[App and web page records]
"""
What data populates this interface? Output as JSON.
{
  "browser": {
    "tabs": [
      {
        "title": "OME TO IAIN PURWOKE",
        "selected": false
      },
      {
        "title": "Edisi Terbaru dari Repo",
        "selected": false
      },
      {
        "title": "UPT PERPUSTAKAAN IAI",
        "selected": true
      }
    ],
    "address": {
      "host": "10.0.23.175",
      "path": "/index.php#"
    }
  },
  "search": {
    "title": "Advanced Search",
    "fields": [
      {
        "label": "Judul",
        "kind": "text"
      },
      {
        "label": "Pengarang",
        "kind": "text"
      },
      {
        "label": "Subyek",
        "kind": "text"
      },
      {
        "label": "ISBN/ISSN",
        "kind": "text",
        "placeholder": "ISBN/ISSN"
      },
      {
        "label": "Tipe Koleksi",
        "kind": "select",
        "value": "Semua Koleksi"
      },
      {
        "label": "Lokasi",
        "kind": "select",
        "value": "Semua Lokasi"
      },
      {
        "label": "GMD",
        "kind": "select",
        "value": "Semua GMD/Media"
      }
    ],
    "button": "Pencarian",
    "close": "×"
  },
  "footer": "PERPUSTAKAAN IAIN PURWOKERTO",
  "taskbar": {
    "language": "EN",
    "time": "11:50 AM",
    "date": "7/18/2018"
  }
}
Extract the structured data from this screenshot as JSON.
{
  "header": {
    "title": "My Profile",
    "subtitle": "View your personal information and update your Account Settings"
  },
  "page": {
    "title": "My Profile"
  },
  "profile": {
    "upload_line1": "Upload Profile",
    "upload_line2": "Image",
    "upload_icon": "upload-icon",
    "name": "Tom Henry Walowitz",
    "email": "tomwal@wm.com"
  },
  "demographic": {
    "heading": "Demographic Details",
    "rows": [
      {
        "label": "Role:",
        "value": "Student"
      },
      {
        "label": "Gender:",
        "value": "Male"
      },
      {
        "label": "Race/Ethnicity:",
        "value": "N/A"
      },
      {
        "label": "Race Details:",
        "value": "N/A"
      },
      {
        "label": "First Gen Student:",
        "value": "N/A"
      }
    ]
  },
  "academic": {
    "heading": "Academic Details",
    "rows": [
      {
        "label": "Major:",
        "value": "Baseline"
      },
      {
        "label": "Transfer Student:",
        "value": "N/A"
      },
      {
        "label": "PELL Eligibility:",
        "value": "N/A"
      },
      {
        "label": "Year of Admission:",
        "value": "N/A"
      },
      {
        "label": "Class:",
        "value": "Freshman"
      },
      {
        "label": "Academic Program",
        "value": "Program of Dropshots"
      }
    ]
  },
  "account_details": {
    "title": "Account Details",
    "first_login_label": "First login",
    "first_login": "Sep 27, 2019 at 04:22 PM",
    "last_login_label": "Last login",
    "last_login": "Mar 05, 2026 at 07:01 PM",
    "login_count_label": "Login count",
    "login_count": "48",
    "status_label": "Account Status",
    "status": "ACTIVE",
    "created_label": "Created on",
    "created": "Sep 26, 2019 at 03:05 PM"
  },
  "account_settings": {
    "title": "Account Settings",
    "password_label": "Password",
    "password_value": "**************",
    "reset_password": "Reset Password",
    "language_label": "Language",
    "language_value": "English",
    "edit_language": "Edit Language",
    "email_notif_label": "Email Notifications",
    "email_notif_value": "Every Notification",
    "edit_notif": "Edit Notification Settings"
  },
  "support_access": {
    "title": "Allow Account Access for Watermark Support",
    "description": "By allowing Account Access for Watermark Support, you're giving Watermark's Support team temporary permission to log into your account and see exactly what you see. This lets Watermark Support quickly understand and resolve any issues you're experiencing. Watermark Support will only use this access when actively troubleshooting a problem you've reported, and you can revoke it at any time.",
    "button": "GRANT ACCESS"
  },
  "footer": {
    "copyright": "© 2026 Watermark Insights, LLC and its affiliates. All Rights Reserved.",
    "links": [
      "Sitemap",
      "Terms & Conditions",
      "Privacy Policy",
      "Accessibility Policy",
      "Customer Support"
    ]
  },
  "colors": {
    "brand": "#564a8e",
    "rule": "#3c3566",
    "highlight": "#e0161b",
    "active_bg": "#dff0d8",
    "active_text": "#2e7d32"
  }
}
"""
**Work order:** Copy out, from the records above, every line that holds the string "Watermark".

**Task output:**
    "title": "Allow Account Access for Watermark Support",
    "description": "By allowing Account Access for Watermark Support, you're giving Watermark's Support team temporary permission to log into your account and see exactly what you see. This lets Watermark Support quickly understand and resolve any issues you're experiencing. Watermark Support will only use this access when actively troubleshooting a problem you've reported, and you can revoke it at any time.",
    "copyright": "© 2026 Watermark Insights, LLC and its affiliates. All Rights Reserved.",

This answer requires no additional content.